5 Ways An Interview Can Go HORRIBLY WRONG And What To Do When It Does

Nothing is worse than the sinking feeling you get after an interview. When you know that you didn’t quite say what you wanted to, and your nerves got the better of you. 

Everyone is capable of making mistakes. 

With a world full of people scrambling for their ideal job, you’re not always going to get it the first time around. But, understanding what can go in an interview ahead of the game is a good start. 

Here is our guide to how to deal with an interview that has gone horribly wrong.

  1. Stage Fright

Sometimes even with excellent preparation for an interview, our nerves get the better of us. 

You arrived at your interview with confidence, ready to answer questions and ask them. However, you didn’t take into account the pressure that your subconscious had been secretly pondering in the background. 

You start to babble, muddle your words and misinterpret the question you were so prepared to answer 15 minutes ago. Terminology starts to get mixed up, and you’re left knowing that the job you dreamed of is quickly slipping out of your hands. 

Honesty is always the best policy. So don’t be afraid to mention your pre-interview jitters. You can briefly explain to the interviewer that you are excited about the possibility of getting the role, and this idea alone is making you feel nervous. 

The most likely scenario is that your future employer will be empathetic to your situation. They are human, after all. So, try to relax. Take a deep breath, gather your thoughts and have a drink of water to calm you down. 

2. You don’t have all the answers

Not knowing how to answer a question doesn’t make you a failure. If you aren’t sure about something, you can ask for clarity from the interviewer. 

It’s also worth bearing in mind that you don’t have to answer straight away! You can take a moment to think before answering – it might just show the employer that you can keep calm under pressure.

Taking time to practice common interview questions ahead of the day will help you get a feel of what to expect. It will also serve you well to do some research on the company beforehand too.

Please have a look at our 10 Commonly Asked Questions At A Job Interview blog to give you an idea. 

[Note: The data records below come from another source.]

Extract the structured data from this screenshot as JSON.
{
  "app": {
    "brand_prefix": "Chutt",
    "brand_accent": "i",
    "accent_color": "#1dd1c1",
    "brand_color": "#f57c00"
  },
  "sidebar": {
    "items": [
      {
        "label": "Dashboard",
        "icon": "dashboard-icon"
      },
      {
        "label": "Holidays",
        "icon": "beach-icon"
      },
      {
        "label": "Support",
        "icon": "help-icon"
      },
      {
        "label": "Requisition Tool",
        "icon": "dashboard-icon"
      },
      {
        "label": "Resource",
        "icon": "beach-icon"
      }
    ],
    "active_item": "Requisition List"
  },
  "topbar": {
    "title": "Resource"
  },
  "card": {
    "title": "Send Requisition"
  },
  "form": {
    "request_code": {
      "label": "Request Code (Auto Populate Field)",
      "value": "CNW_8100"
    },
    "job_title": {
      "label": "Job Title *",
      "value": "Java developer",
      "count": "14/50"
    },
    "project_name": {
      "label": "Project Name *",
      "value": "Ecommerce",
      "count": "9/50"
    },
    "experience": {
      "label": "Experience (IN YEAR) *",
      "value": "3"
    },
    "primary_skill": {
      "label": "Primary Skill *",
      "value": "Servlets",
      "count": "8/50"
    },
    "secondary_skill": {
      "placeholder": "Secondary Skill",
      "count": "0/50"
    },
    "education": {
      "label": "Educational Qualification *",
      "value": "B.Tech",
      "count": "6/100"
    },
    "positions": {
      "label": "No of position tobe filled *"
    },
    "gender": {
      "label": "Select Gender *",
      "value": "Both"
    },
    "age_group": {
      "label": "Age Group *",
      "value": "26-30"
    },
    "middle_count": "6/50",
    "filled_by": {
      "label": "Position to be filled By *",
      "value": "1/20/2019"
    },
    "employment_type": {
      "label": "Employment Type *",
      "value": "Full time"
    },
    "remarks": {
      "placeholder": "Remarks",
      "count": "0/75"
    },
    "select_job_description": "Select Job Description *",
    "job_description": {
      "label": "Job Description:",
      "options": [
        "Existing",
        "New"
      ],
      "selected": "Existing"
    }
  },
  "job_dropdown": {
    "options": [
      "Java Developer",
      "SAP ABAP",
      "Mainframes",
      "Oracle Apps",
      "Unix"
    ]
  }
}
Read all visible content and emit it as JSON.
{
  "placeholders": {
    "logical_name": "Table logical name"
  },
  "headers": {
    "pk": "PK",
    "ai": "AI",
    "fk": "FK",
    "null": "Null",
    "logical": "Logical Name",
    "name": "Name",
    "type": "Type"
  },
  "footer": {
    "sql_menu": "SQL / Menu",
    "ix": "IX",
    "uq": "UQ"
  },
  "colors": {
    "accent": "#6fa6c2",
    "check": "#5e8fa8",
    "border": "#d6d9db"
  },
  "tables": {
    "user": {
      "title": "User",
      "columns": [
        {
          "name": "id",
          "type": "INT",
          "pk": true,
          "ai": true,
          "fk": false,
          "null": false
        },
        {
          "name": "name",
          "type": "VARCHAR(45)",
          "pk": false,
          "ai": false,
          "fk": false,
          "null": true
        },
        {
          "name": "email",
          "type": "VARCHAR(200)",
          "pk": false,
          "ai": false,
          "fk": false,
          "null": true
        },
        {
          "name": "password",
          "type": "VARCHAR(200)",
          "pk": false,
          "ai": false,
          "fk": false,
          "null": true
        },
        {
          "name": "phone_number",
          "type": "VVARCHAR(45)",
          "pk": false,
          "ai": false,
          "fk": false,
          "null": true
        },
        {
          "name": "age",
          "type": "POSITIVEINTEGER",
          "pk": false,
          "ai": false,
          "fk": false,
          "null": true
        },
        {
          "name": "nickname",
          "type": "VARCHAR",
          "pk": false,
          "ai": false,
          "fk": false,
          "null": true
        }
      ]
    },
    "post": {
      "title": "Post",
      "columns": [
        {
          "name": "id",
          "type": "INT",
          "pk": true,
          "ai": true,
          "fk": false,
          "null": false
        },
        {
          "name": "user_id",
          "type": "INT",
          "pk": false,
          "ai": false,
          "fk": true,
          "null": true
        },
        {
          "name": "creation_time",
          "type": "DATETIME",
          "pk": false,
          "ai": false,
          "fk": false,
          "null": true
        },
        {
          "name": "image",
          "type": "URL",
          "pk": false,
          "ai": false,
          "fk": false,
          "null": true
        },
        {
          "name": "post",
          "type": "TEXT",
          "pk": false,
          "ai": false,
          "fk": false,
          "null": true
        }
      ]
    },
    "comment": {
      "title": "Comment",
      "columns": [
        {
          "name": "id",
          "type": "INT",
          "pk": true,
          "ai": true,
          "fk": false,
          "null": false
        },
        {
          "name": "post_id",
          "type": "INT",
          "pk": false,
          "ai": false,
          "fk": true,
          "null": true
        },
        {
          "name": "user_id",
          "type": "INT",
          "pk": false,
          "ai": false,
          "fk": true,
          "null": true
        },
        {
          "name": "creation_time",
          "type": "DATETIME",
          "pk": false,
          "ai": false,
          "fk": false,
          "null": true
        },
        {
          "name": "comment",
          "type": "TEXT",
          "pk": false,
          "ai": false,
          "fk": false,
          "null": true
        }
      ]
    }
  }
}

3. You can’t think of any questions to ask

Ahead of your interview, it is in your interest to know what the company is looking for, and what you can, in turn, offer them. 

So get Googling. Try and find out what makes the company tick, ethos and history. 

Preparation is your key to success. Not knowing what to ask makes you look disinterested. So get in the groundwork, and look to the company’s future and yours. Which direction is the company going in? What development pathways are available to you? 

Having a notebook with you isn’t cheating either. It’s a tool, use it!

4. Oversharing

Making an outstanding first impression on an employer is a pretty good way of gaining a positive outcome. Showing that you are professional, formal and looking for a career is going to stand you in good stead.

Oversharing in an interview is a recipe for disaster. 

Your employer doesn’t need to have an insight into your personal life. They don’t want to have intimate details of last weekend or your previous dabblings with illicit substances. Mr Saunders certainly doesn’t need to know that your previous boss was awful. 

Keep your answers fresh, positive and professional at all times. 

5. Underselling yourself

Shying away from letting an employer know where you have excelled in a position is a classic mistake to make in an interview. Giving examples of where you shine is something an employer wants to know. 

Finding a balance between overconfidence and humility is a tricky rope to walk. However, it is possible. 

Having a good reputation at delivering a project and having a positive outcome adds to your hireability. So don’t be afraid to talk about your strengths. 

The bottom line

Giving yourself time to prepare, research and to relax are great ways to avoid an interview going badly. So charge your batteries and go into your next interview with a positive mindset, and anxiety-reducing techniques to secure your next career move.